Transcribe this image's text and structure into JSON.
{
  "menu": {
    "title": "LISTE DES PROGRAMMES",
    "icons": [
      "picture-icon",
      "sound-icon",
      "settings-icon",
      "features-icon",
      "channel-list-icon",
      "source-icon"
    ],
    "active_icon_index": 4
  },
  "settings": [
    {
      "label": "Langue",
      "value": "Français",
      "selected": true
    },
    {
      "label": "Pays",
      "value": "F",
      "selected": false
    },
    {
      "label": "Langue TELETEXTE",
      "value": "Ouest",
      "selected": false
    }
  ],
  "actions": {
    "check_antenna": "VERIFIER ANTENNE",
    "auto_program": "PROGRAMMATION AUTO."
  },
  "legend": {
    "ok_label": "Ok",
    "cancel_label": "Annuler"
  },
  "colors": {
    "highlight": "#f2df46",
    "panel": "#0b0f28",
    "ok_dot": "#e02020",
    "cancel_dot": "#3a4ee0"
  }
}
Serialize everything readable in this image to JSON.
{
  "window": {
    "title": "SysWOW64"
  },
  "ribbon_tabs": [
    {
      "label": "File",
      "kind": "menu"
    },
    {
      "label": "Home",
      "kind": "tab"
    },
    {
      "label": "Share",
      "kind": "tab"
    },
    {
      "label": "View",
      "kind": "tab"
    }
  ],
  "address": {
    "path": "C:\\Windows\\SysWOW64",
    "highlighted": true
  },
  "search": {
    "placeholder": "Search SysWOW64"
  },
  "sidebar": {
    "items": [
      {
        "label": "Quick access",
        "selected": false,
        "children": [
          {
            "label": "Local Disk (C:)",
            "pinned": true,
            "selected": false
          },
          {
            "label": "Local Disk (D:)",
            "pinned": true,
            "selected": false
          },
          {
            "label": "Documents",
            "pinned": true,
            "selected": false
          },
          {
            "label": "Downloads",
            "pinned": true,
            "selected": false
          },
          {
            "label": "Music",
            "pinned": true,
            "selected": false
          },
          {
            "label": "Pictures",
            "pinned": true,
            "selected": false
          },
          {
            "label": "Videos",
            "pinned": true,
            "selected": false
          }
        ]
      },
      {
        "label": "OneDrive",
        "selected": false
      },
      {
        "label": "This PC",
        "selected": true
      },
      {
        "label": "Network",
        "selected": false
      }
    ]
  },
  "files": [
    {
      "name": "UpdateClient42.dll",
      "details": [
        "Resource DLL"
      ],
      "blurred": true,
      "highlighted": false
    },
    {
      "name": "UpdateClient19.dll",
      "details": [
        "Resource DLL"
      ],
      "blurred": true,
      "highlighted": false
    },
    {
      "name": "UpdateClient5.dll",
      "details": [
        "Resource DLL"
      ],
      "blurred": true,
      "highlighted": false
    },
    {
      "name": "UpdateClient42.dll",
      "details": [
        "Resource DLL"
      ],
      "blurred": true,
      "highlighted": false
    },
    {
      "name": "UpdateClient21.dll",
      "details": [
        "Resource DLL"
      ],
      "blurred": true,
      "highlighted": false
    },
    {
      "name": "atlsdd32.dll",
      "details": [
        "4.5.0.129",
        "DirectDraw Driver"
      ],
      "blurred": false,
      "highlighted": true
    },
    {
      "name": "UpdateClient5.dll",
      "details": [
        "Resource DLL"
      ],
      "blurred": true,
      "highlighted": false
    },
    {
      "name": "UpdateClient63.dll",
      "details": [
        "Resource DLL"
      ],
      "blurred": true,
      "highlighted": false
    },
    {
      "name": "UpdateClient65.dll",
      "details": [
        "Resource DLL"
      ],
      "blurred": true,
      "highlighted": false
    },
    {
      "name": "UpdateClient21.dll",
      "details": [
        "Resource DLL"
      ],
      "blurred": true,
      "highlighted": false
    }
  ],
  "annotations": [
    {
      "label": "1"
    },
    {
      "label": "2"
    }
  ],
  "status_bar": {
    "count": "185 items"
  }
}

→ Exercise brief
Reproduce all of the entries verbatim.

→ Solution to the exercise
Transcribe this image's text and structure into JSON.
{
  "menu": {
    "title": "LISTE DES PROGRAMMES",
    "icons": [
      "picture-icon",
      "sound-icon",
      "settings-icon",
      "features-icon",
      "channel-list-icon",
      "source-icon"
    ],
    "active_icon_index": 4
  },
  "settings": [
    {
      "label": "Langue",
      "value": "Français",
      "selected": true
    },
    {
      "label": "Pays",
      "value": "F",
      "selected": false
    },
    {
      "label": "Langue TELETEXTE",
      "value": "Ouest",
      "selected": false
    }
  ],
  "actions": {
    "check_antenna": "VERIFIER ANTENNE",
    "auto_program": "PROGRAMMATION AUTO."
  },
  "legend": {
    "ok_label": "Ok",
    "cancel_label": "Annuler"
  },
  "colors": {
    "highlight": "#f2df46",
    "panel": "#0b0f28",
    "ok_dot": "#e02020",
    "cancel_dot": "#3a4ee0"
  }
}
Serialize everything readable in this image to JSON.
{
  "window": {
    "title": "SysWOW64"
  },
  "ribbon_tabs": [
    {
      "label": "File",
      "kind": "menu"
    },
    {
      "label": "Home",
      "kind": "tab"
    },
    {
      "label": "Share",
      "kind": "tab"
    },
    {
      "label": "View",
      "kind": "tab"
    }
  ],
  "address": {
    "path": "C:\\Windows\\SysWOW64",
    "highlighted": true
  },
  "search": {
    "placeholder": "Search SysWOW64"
  },
  "sidebar": {
    "items": [
      {
        "label": "Quick access",
        "selected": false,
        "children": [
          {
            "label": "Local Disk (C:)",
            "pinned": true,
            "selected": false
          },
          {
            "label": "Local Disk (D:)",
            "pinned": true,
            "selected": false
          },
          {
            "label": "Documents",
            "pinned": true,
            "selected": false
          },
          {
            "label": "Downloads",
            "pinned": true,
            "selected": false
          },
          {
            "label": "Music",
            "pinned": true,
            "selected": false
          },
          {
            "label": "Pictures",
            "pinned": true,
            "selected": false
          },
          {
            "label": "Videos",
            "pinned": true,
            "selected": false
          }
        ]
      },
      {
        "label": "OneDrive",
        "selected": false
      },
      {
        "label": "This PC",
        "selected": true
      },
      {
        "label": "Network",
        "selected": false
      }
    ]
  },
  "files": [
    {
      "name": "UpdateClient42.dll",
      "details": [
        "Resource DLL"
      ],
      "blurred": true,
      "highlighted": false
    },
    {
      "name": "UpdateClient19.dll",
      "details": [
        "Resource DLL"
      ],
      "blurred": true,
      "highlighted": false
    },
    {
      "name": "UpdateClient5.dll",
      "details": [
        "Resource DLL"
      ],
      "blurred": true,
      "highlighted": false
    },
    {
      "name": "UpdateClient42.dll",
      "details": [
        "Resource DLL"
      ],
      "blurred": true,
      "highlighted": false
    },
    {
      "name": "UpdateClient21.dll",
      "details": [
        "Resource DLL"
      ],
      "blurred": true,
      "highlighted": false
    },
    {
      "name": "atlsdd32.dll",
      "details": [
        "4.5.0.129",
        "DirectDraw Driver"
      ],
      "blurred": false,
      "highlighted": true
    },
    {
      "name": "UpdateClient5.dll",
      "details": [
        "Resource DLL"
      ],
      "blurred": true,
      "highlighted": false
    },
    {
      "name": "UpdateClient63.dll",
      "details": [
        "Resource DLL"
      ],
      "blurred": true,
      "highlighted": false
    },
    {
      "name": "UpdateClient65.dll",
      "details": [
        "Resource DLL"
      ],
      "blurred": true,
      "highlighted": false
    },
    {
      "name": "UpdateClient21.dll",
      "details": [
        "Resource DLL"
      ],
      "blurred": true,
      "highlighted": false
    }
  ],
  "annotations": [
    {
      "label": "1"
    },
    {
      "label": "2"
    }
  ],
  "status_bar": {
    "count": "185 items"
  }
}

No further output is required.